Anyway, I went to his office to let
him know how I felt, and that Cuddy was discharging Roger, and the boys were leaving with me.
And I wanted to let him know Claire and Luther and Tom and Suzanne were visiting for the weekend.
But that’s not what happened.
Gregg didn’t have much to say.
When I walked into his office, he was seated at his desk with his leg stretched
out in front of him. Probably still sore from earlier. He had a Vicodin in his palm, ready to take it dry. He threw
back his head and did so as I approached the desk, then he shifted his gaze slowly to meet my eyes, and seemed to search my
face with a sadness that roiled in my belly. I was struck dumb. For once, the look in his incredible eyes was unreadable, but his thin face seemed to elongate even more
than it normally did, and his natural pallor took on a bleakness that made me wonder if he was ill. His mouth worked the pill for a few moments before he swallowed.
I felt suddenly empty … the same way Gregg looked.
All he said to me was: “Take it easy, Wilson, but let it
alone. If you need me, I’m around …”
That seemed to be all there was. He made himself busy with a stack of papers that I knew he’d been shuffling around on his desk for
weeks. I’d been dismissed. So
I gathered myself, turned in the direction of the door. I knew he did not look
up. I wanted to say, “I love you” or “Take care” or even,
“Let’s go get a beer!” … but none of those things seemed appropriate.
Other than glimpses in the hallway, I have
not seen him since … or talked to him. I’ve wondered where his mind
has been. Sometimes I also wonder where the hell mine is!
Now it’s Thursday night. I came home to find that Roger and Jules had solved their difficulties, whatever they
were, and were sitting close together on the couch in the living room, watching an old rerun of Star Gate 1 and laughing about something Jack O’Neill had just said to Daniel Jackson.

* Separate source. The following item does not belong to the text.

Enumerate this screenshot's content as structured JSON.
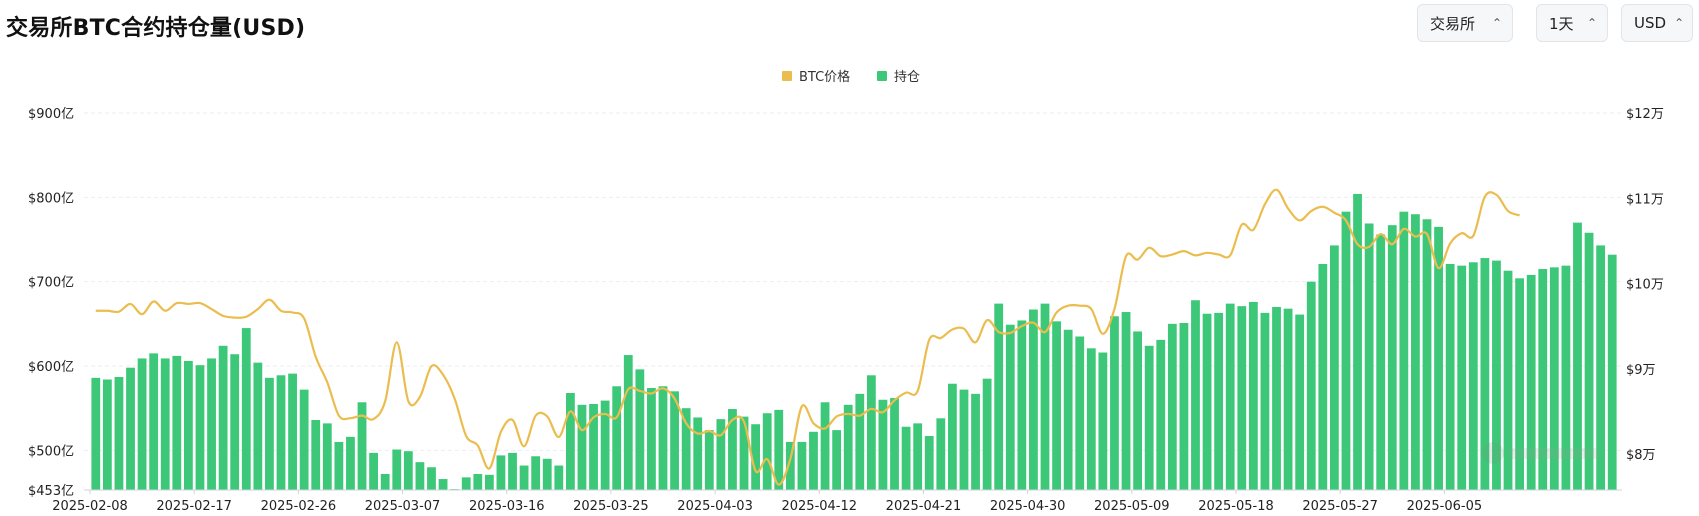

The house had smelled of something cooking
when I’d come in the back door, and Jules told me he had “made-a-batch-of-bar-b-que-and-there-was-lots-of-it-left-and-it-was-
probably-still-hot.” I nodded my thanks and returned to the kitchen to
make a sandwich, pour a glass of milk and call one of the local fast-delivery discount furniture outfits around Princeton.
“Joe’s Discount Furniture –
75% Off ALL THE TIME!” That’s what it said in the Yellow Pages. It was in Plainsboro, but it wasn’t that far away, and the price seemed right. “Full-Bed-Size – Box spring, mattress and frame. ONLY $199.95” I decided it must be made out of cardboard
and stuffed with abandoned birds’ nests … but it was temporary at best.
So I punched in the number …
“Ya want us to deliver it tonight?” The guy on the phone asked.
I was taken aback. “Unhhh … yeah. Can
“Yup,” he said. “We never close. Gimmie directions to your place …”
I did, and turned on the front porch
light, and they delivered it at 10:00 p.m. Carried it right in the front door
and upstairs to the guest room and even set it up. It cost me $255.00 (including
I had always thought that any price that
had the word “Only” in front of it was a total rip-off. Tonight I confirmed the theory! (Just like anything labeled:
“Absolutely Free!!” never is!!)
And yes, I think it’s made of cardboard. At least parts of it! I was almost afraid to press too hard on the mattress, for fear part of the birds’
nests might poke through.
I threw on a thick mattress pad, tucked
in the sheets and a blanket, covered the whole works with a nice bedspread, flicked off the light and came back downstairs.
I asked Rodge and Jules (he told me to
call him ‘Julie’, but I balked at that for obvious reasons) if they’d like another bar-b-que. They said ‘yes’ and we all convened in the kitchen, one sandwich each, and the pan was scraped
clean. We finished the gallon of milk.
The boys were already dressed for bed.
I left them and came back upstairs, stepped
into a shower as hot as I could possibly stand it, and now I’m between the sheets and it’s midnight.
My last thoughts before my eyes finally
go closed, is a moment’s love and concern for Gregg House.
Dear, beautiful, fucked-up House